Copy out every line of the data where the word "indexes" is found.

Stored data entries:
______

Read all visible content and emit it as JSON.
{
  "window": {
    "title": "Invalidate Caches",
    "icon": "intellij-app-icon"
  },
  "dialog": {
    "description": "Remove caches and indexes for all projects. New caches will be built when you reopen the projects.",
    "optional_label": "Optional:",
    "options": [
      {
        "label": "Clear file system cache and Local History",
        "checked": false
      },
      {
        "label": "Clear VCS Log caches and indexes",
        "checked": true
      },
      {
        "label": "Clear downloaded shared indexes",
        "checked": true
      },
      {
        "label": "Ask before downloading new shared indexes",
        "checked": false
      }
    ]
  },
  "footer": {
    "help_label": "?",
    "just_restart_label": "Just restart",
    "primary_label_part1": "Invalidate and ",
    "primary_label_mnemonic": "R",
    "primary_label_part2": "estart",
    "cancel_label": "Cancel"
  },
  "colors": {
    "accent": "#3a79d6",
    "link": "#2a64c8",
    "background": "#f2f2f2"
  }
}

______

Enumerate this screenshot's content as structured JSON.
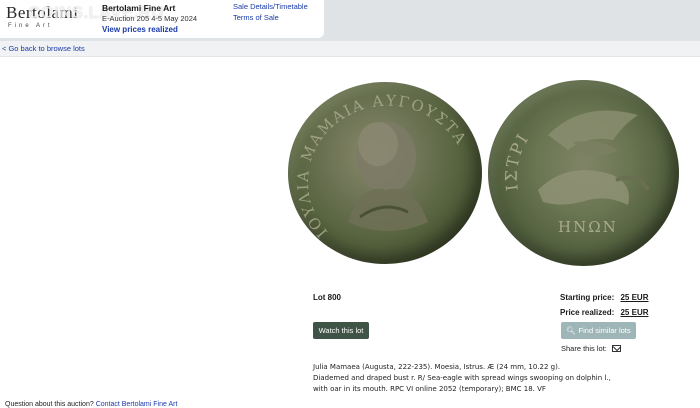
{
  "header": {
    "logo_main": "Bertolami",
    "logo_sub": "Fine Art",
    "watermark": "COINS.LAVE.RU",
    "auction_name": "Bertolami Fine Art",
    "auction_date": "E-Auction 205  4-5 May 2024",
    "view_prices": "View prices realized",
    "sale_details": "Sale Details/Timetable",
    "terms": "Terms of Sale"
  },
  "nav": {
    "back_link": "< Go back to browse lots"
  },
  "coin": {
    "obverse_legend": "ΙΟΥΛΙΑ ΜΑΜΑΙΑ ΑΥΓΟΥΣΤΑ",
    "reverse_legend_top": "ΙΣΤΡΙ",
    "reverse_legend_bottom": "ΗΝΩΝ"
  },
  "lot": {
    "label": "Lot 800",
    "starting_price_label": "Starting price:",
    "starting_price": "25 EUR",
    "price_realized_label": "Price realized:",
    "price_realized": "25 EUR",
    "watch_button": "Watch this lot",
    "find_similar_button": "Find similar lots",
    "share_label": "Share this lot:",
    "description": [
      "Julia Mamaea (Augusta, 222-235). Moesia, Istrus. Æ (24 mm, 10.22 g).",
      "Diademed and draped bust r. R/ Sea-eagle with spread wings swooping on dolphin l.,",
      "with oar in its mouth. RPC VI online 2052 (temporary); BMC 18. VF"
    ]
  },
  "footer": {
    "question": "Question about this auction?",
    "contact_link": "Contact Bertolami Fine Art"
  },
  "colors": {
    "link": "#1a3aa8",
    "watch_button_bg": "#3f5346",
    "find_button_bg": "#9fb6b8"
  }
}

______

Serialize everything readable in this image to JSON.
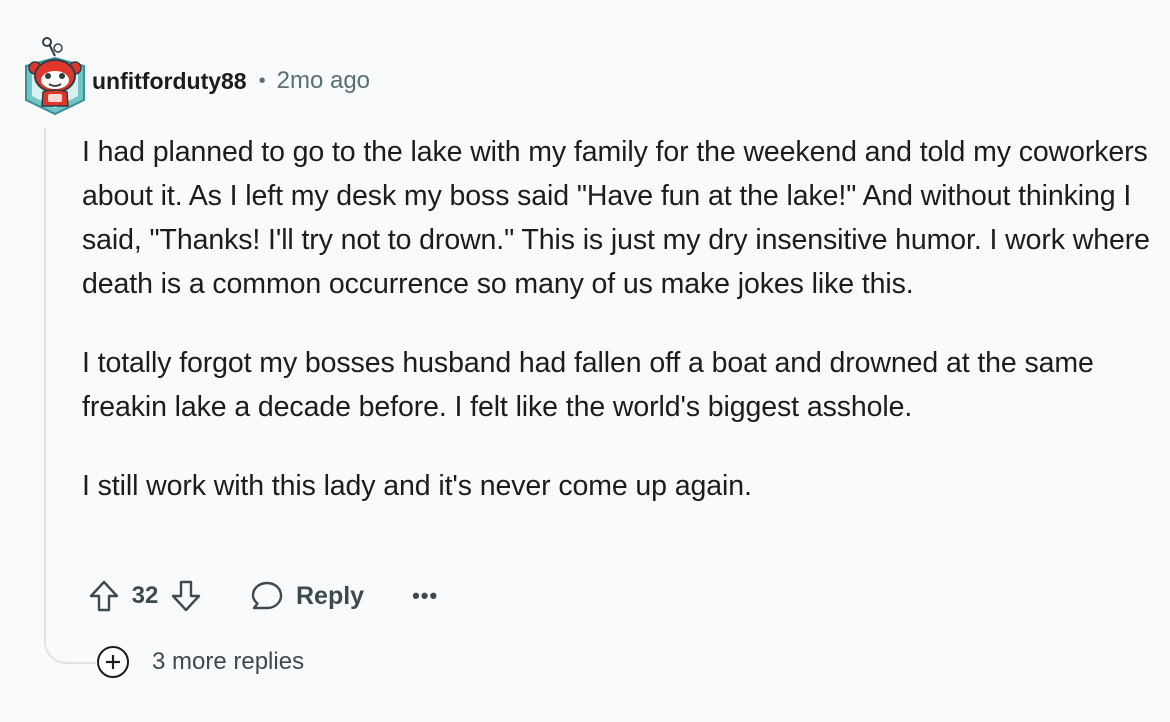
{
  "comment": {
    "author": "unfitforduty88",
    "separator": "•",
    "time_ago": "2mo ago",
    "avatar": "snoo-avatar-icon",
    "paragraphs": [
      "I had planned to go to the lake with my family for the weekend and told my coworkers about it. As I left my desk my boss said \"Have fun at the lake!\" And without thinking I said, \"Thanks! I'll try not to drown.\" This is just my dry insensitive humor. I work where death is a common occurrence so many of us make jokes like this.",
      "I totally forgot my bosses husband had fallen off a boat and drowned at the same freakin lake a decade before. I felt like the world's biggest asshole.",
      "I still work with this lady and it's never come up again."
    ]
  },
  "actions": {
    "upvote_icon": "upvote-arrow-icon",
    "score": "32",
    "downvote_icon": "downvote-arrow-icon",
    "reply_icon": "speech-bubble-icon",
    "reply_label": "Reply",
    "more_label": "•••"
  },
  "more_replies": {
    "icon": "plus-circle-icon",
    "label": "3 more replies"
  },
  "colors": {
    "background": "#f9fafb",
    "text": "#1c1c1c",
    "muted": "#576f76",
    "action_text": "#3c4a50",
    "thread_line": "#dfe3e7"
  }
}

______

RESULT OF THIS TASK
    "description": "Remove caches and indexes for all projects. New caches will be built when you reopen the projects.",
        "label": "Clear VCS Log caches and indexes",
        "label": "Clear downloaded shared indexes",
        "label": "Ask before downloading new shared indexes",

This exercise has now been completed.